**Description of the task:** Once the pictures are removed, output the remaining entries exactly as given.

Data records for software interfaces:
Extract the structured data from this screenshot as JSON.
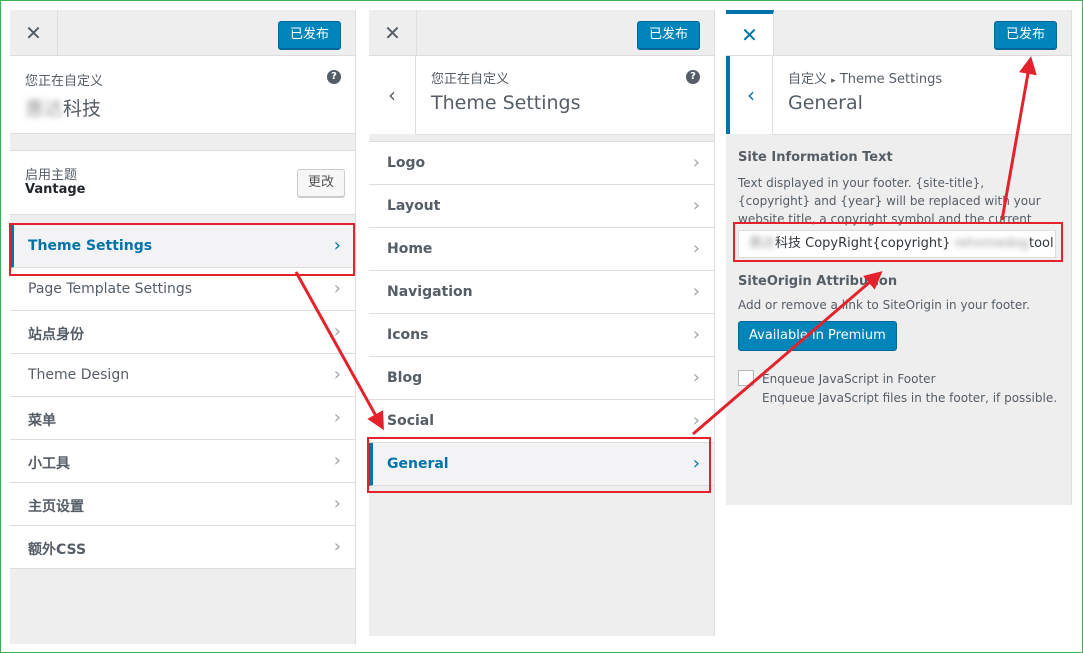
{
  "publish_label": "已发布",
  "panel1": {
    "customizing_label": "您正在自定义",
    "site_title_blurred": "惠达",
    "site_title_suffix": "科技",
    "active_theme_label": "启用主题",
    "theme_name": "Vantage",
    "change_label": "更改",
    "menu_items": [
      {
        "label": "Theme Settings"
      },
      {
        "label": "Page Template Settings"
      },
      {
        "label": "站点身份"
      },
      {
        "label": "Theme Design"
      },
      {
        "label": "菜单"
      },
      {
        "label": "小工具"
      },
      {
        "label": "主页设置"
      },
      {
        "label": "额外CSS"
      }
    ]
  },
  "panel2": {
    "customizing_label": "您正在自定义",
    "title": "Theme Settings",
    "menu_items": [
      {
        "label": "Logo"
      },
      {
        "label": "Layout"
      },
      {
        "label": "Home"
      },
      {
        "label": "Navigation"
      },
      {
        "label": "Icons"
      },
      {
        "label": "Blog"
      },
      {
        "label": "Social"
      },
      {
        "label": "General"
      }
    ]
  },
  "panel3": {
    "breadcrumb_root": "自定义",
    "breadcrumb_separator": "▸",
    "breadcrumb_current": "Theme Settings",
    "title": "General",
    "site_info_title": "Site Information Text",
    "site_info_desc": "Text displayed in your footer. {site-title}, {copyright} and {year} will be replaced with your website title, a copyright symbol and the current year.",
    "site_info_value_blurred_prefix": "惠达",
    "site_info_value_main": "科技 CopyRight{copyright} ",
    "site_info_value_blurred_mid": "rehomedog",
    "site_info_value_suffix": "tool.tc",
    "attribution_title": "SiteOrigin Attribution",
    "attribution_desc": "Add or remove a link to SiteOrigin in your footer.",
    "premium_label": "Available in Premium",
    "enqueue_label": "Enqueue JavaScript in Footer",
    "enqueue_desc": "Enqueue JavaScript files in the footer, if possible."
  },
  "icons": {
    "close": "close-icon",
    "help": "help-icon",
    "back": "chevron-left-icon",
    "item_arrow": "chevron-right-icon"
  },
  "colors": {
    "accent": "#0073aa",
    "publish_button": "#0085ba",
    "annotation_red": "#e4222b",
    "panel_bg": "#eeeeee"
  }
}
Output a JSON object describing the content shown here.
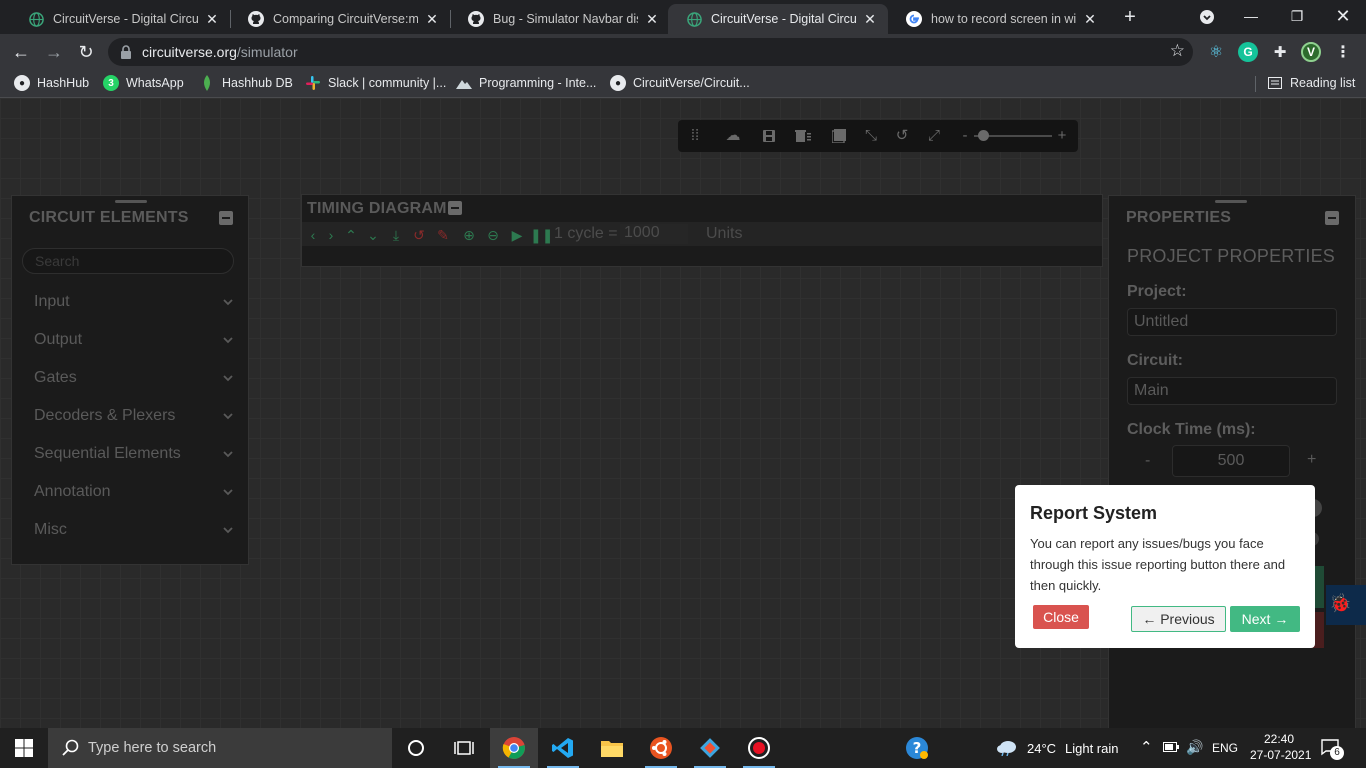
{
  "browser": {
    "tabs": [
      {
        "title": "CircuitVerse - Digital Circuit S",
        "icon": "globe-icon",
        "active": false
      },
      {
        "title": "Comparing CircuitVerse:maste",
        "icon": "github-icon",
        "active": false
      },
      {
        "title": "Bug - Simulator Navbar disap",
        "icon": "github-icon",
        "active": false
      },
      {
        "title": "CircuitVerse - Digital Circuit S",
        "icon": "globe-icon",
        "active": true
      },
      {
        "title": "how to record screen in wind",
        "icon": "google-icon",
        "active": false
      }
    ],
    "url_domain": "circuitverse.org",
    "url_path": "/simulator",
    "extension_profile_letter": "V",
    "bookmarks": [
      {
        "label": "HashHub",
        "icon": "github-icon"
      },
      {
        "label": "WhatsApp",
        "icon": "whatsapp-icon",
        "badge": "3"
      },
      {
        "label": "Hashhub DB",
        "icon": "leaf-icon"
      },
      {
        "label": "Slack | community |...",
        "icon": "slack-icon"
      },
      {
        "label": "Programming - Inte...",
        "icon": "mountain-icon"
      },
      {
        "label": "CircuitVerse/Circuit...",
        "icon": "github-icon"
      }
    ],
    "reading_list": "Reading list"
  },
  "simulator": {
    "circuit_elements": {
      "title": "CIRCUIT ELEMENTS",
      "search_placeholder": "Search",
      "categories": [
        "Input",
        "Output",
        "Gates",
        "Decoders & Plexers",
        "Sequential Elements",
        "Annotation",
        "Misc"
      ]
    },
    "timing_diagram": {
      "title": "TIMING DIAGRAM",
      "cycle_label": "1 cycle =",
      "cycle_value": "1000",
      "units_label": "Units"
    },
    "properties": {
      "title": "PROPERTIES",
      "subtitle": "PROJECT PROPERTIES",
      "project_label": "Project:",
      "project_value": "Untitled",
      "circuit_label": "Circuit:",
      "circuit_value": "Main",
      "clock_label": "Clock Time (ms):",
      "clock_value": "500",
      "minus": "-",
      "plus": "+"
    },
    "popover": {
      "title": "Report System",
      "text": "You can report any issues/bugs you face through this issue reporting button there and then quickly.",
      "close_label": "Close",
      "prev_label": "← Previous",
      "next_label": "Next →"
    }
  },
  "taskbar": {
    "search_placeholder": "Type here to search",
    "weather_temp": "24°C",
    "weather_desc": "Light rain",
    "language": "ENG",
    "time": "22:40",
    "date": "27-07-2021",
    "notification_count": "6"
  },
  "colors": {
    "accent_green": "#42b983",
    "close_red": "#d9534f",
    "chrome_dark": "#202124",
    "chrome_toolbar": "#35363a"
  }
}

**Result:**
Extract the structured data from this screenshot as JSON.
{
  "publish_label": "已发布",
  "panel1": {
    "customizing_label": "您正在自定义",
    "site_title_blurred": "惠达",
    "site_title_suffix": "科技",
    "active_theme_label": "启用主题",
    "theme_name": "Vantage",
    "change_label": "更改",
    "menu_items": [
      {
        "label": "Theme Settings"
      },
      {
        "label": "Page Template Settings"
      },
      {
        "label": "站点身份"
      },
      {
        "label": "Theme Design"
      },
      {
        "label": "菜单"
      },
      {
        "label": "小工具"
      },
      {
        "label": "主页设置"
      },
      {
        "label": "额外CSS"
      }
    ]
  },
  "panel2": {
    "customizing_label": "您正在自定义",
    "title": "Theme Settings",
    "menu_items": [
      {
        "label": "Logo"
      },
      {
        "label": "Layout"
      },
      {
        "label": "Home"
      },
      {
        "label": "Navigation"
      },
      {
        "label": "Icons"
      },
      {
        "label": "Blog"
      },
      {
        "label": "Social"
      },
      {
        "label": "General"
      }
    ]
  },
  "panel3": {
    "breadcrumb_root": "自定义",
    "breadcrumb_separator": "▸",
    "breadcrumb_current": "Theme Settings",
    "title": "General",
    "site_info_title": "Site Information Text",
    "site_info_desc": "Text displayed in your footer. {site-title}, {copyright} and {year} will be replaced with your website title, a copyright symbol and the current year.",
    "site_info_value_blurred_prefix": "惠达",
    "site_info_value_main": "科技 CopyRight{copyright} ",
    "site_info_value_blurred_mid": "rehomedog",
    "site_info_value_suffix": "tool.tc",
    "attribution_title": "SiteOrigin Attribution",
    "attribution_desc": "Add or remove a link to SiteOrigin in your footer.",
    "premium_label": "Available in Premium",
    "enqueue_label": "Enqueue JavaScript in Footer",
    "enqueue_desc": "Enqueue JavaScript files in the footer, if possible."
  },
  "icons": {
    "close": "close-icon",
    "help": "help-icon",
    "back": "chevron-left-icon",
    "item_arrow": "chevron-right-icon"
  },
  "colors": {
    "accent": "#0073aa",
    "publish_button": "#0085ba",
    "annotation_red": "#e4222b",
    "panel_bg": "#eeeeee"
  }
}
Output a JSON object describing the content shown here.
{
  "browser": {
    "tabs": [
      {
        "title": "CircuitVerse - Digital Circuit S",
        "icon": "globe-icon",
        "active": false
      },
      {
        "title": "Comparing CircuitVerse:maste",
        "icon": "github-icon",
        "active": false
      },
      {
        "title": "Bug - Simulator Navbar disap",
        "icon": "github-icon",
        "active": false
      },
      {
        "title": "CircuitVerse - Digital Circuit S",
        "icon": "globe-icon",
        "active": true
      },
      {
        "title": "how to record screen in wind",
        "icon": "google-icon",
        "active": false
      }
    ],
    "url_domain": "circuitverse.org",
    "url_path": "/simulator",
    "extension_profile_letter": "V",
    "bookmarks": [
      {
        "label": "HashHub",
        "icon": "github-icon"
      },
      {
        "label": "WhatsApp",
        "icon": "whatsapp-icon",
        "badge": "3"
      },
      {
        "label": "Hashhub DB",
        "icon": "leaf-icon"
      },
      {
        "label": "Slack | community |...",
        "icon": "slack-icon"
      },
      {
        "label": "Programming - Inte...",
        "icon": "mountain-icon"
      },
      {
        "label": "CircuitVerse/Circuit...",
        "icon": "github-icon"
      }
    ],
    "reading_list": "Reading list"
  },
  "simulator": {
    "circuit_elements": {
      "title": "CIRCUIT ELEMENTS",
      "search_placeholder": "Search",
      "categories": [
        "Input",
        "Output",
        "Gates",
        "Decoders & Plexers",
        "Sequential Elements",
        "Annotation",
        "Misc"
      ]
    },
    "timing_diagram": {
      "title": "TIMING DIAGRAM",
      "cycle_label": "1 cycle =",
      "cycle_value": "1000",
      "units_label": "Units"
    },
    "properties": {
      "title": "PROPERTIES",
      "subtitle": "PROJECT PROPERTIES",
      "project_label": "Project:",
      "project_value": "Untitled",
      "circuit_label": "Circuit:",
      "circuit_value": "Main",
      "clock_label": "Clock Time (ms):",
      "clock_value": "500",
      "minus": "-",
      "plus": "+"
    },
    "popover": {
      "title": "Report System",
      "text": "You can report any issues/bugs you face through this issue reporting button there and then quickly.",
      "close_label": "Close",
      "prev_label": "← Previous",
      "next_label": "Next →"
    }
  },
  "taskbar": {
    "search_placeholder": "Type here to search",
    "weather_temp": "24°C",
    "weather_desc": "Light rain",
    "language": "ENG",
    "time": "22:40",
    "date": "27-07-2021",
    "notification_count": "6"
  },
  "colors": {
    "accent_green": "#42b983",
    "close_red": "#d9534f",
    "chrome_dark": "#202124",
    "chrome_toolbar": "#35363a"
  }
}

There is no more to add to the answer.